◆ PROBLEM DETAILS ◆
Copies of all lines that contain "arrow" are needed; take them from the data below.

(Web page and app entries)
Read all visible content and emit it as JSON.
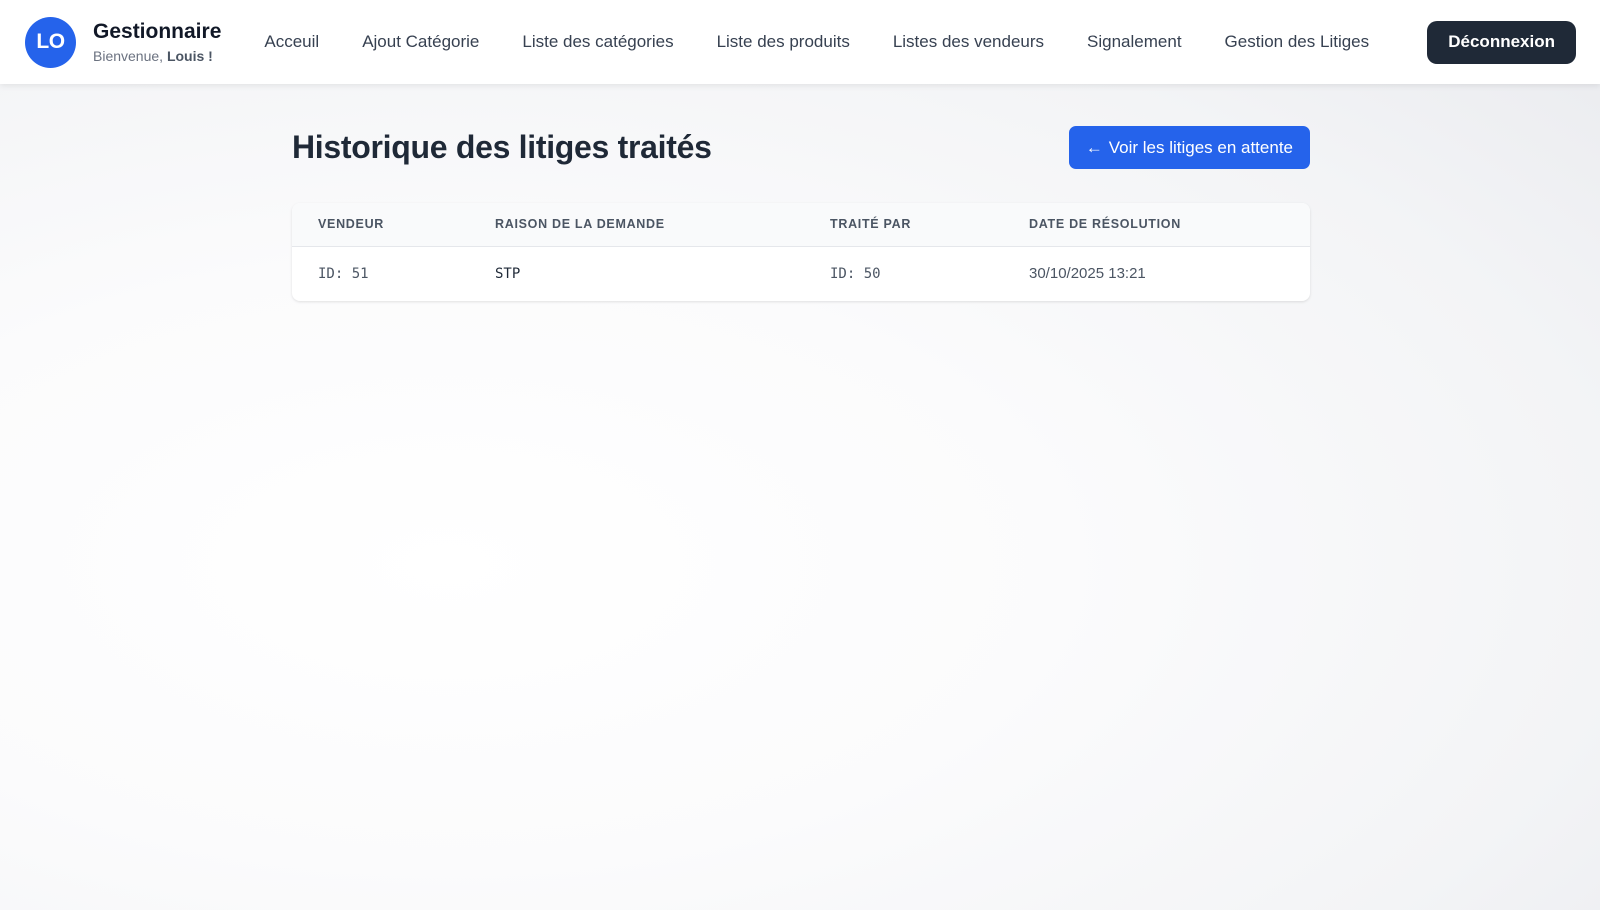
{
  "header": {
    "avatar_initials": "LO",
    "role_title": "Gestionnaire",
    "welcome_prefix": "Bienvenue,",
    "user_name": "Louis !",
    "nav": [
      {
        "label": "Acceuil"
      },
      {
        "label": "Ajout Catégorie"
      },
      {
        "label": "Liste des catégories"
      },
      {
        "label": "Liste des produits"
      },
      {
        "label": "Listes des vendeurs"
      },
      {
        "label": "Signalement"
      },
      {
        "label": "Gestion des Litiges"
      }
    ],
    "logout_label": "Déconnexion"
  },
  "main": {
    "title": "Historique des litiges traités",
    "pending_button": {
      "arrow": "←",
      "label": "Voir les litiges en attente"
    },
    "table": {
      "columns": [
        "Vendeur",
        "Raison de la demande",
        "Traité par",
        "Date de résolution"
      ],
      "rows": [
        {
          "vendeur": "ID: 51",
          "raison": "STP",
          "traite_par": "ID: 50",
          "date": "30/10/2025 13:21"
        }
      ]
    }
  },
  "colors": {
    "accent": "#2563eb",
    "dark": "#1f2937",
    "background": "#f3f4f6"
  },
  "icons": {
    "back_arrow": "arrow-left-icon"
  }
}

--

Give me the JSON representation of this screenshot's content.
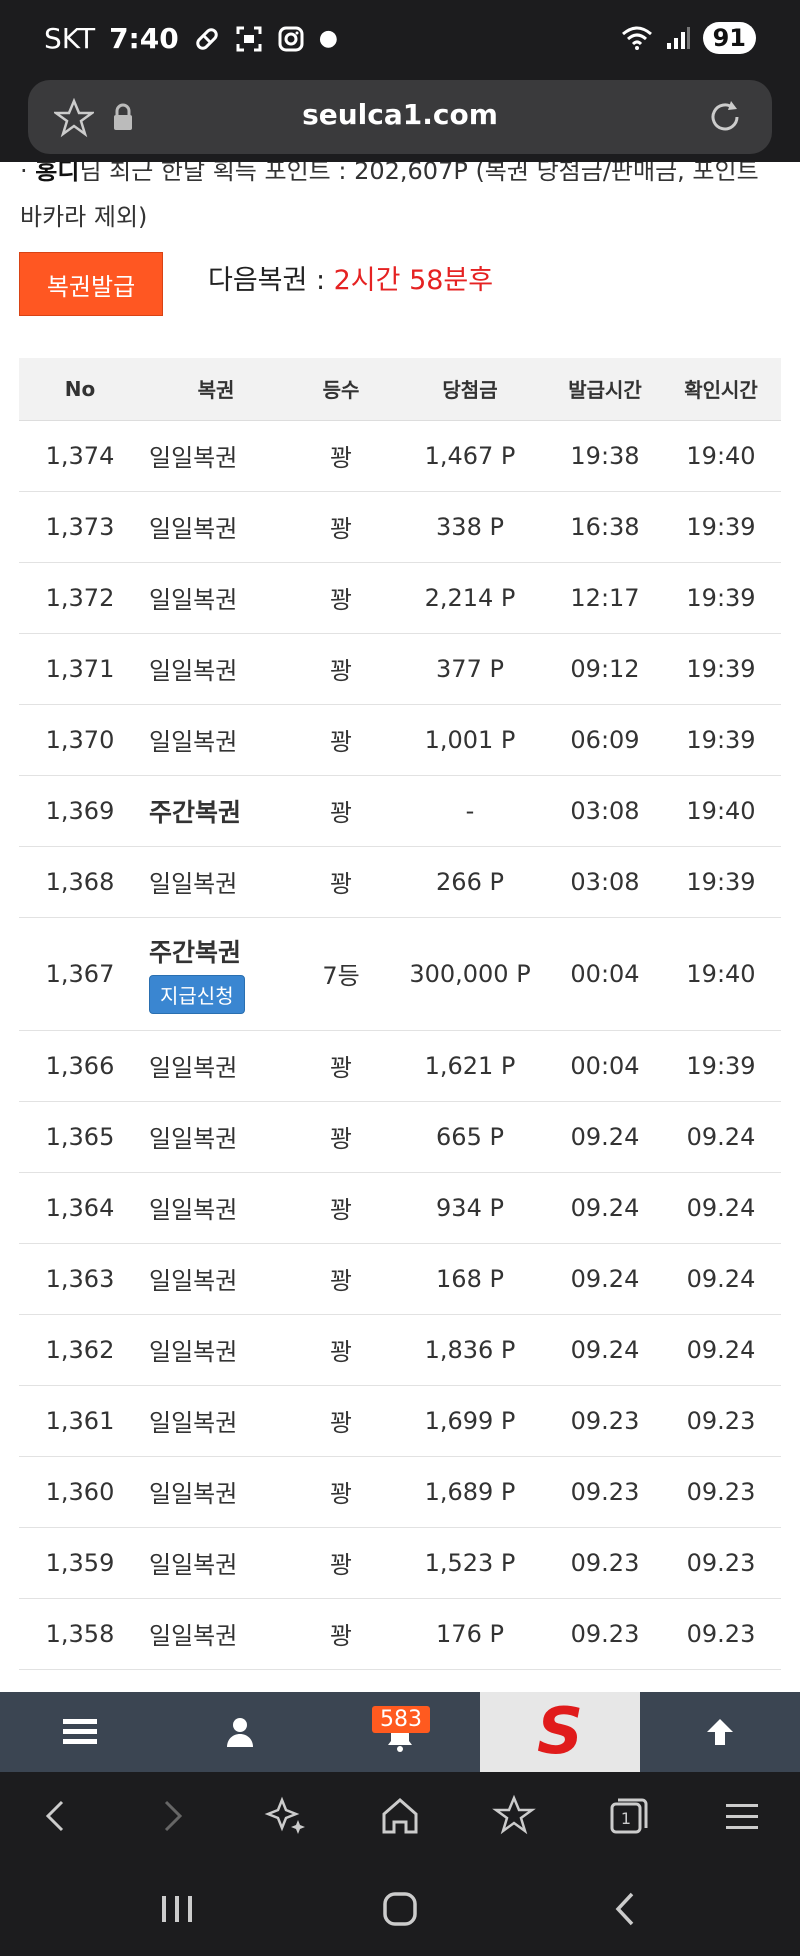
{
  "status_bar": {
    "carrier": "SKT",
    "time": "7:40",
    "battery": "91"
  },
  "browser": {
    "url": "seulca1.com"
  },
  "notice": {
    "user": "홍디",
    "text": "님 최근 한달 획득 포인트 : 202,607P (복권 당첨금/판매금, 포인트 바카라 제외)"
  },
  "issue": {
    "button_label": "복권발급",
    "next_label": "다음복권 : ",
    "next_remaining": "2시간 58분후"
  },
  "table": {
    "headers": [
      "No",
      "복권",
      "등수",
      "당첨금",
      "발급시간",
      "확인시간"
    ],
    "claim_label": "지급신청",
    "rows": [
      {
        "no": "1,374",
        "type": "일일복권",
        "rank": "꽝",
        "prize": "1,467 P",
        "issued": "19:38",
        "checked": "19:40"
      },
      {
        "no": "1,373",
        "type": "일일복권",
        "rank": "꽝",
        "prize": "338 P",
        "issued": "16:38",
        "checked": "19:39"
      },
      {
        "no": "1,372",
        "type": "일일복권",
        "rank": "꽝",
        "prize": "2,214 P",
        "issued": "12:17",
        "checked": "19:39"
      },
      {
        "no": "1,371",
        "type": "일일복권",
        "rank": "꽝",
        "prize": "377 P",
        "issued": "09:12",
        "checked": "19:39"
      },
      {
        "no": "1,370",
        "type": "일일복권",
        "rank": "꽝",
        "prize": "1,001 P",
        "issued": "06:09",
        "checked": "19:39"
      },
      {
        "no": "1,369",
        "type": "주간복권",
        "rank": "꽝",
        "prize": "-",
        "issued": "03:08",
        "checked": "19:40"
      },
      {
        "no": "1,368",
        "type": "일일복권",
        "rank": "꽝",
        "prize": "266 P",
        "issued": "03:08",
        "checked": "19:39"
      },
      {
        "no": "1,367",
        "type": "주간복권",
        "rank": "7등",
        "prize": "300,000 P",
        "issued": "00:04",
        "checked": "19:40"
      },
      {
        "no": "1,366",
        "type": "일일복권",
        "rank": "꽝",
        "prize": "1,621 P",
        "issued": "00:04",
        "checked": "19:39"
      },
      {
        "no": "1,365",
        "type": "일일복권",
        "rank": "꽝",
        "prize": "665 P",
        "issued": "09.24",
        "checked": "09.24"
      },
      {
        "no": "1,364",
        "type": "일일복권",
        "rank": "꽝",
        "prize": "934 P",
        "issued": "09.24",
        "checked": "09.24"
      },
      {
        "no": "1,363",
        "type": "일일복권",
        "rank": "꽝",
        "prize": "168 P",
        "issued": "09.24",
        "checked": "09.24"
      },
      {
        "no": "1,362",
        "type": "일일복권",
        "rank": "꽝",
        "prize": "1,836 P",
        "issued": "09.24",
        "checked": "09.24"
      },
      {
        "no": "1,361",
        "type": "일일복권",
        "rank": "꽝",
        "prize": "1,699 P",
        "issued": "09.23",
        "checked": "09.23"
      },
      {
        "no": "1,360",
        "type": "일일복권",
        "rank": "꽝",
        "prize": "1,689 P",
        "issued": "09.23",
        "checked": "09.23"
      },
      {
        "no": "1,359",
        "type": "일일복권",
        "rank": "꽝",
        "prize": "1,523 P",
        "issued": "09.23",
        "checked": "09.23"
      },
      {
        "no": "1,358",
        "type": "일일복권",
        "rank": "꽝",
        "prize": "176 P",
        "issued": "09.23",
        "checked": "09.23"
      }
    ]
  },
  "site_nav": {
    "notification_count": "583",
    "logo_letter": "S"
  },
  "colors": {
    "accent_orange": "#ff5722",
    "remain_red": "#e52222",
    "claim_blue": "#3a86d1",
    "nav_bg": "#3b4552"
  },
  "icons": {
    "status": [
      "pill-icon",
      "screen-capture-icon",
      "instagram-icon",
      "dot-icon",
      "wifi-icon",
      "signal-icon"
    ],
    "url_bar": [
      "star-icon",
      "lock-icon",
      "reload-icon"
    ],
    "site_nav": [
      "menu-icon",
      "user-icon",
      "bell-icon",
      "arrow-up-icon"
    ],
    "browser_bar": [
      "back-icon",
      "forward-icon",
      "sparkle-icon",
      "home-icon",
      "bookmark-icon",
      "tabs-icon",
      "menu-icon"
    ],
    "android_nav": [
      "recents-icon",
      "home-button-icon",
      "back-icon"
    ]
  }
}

◆ EXERCISE RESULT ◆
      "arrow": "←",
    "back_arrow": "arrow-left-icon"
      "arrow-up-icon"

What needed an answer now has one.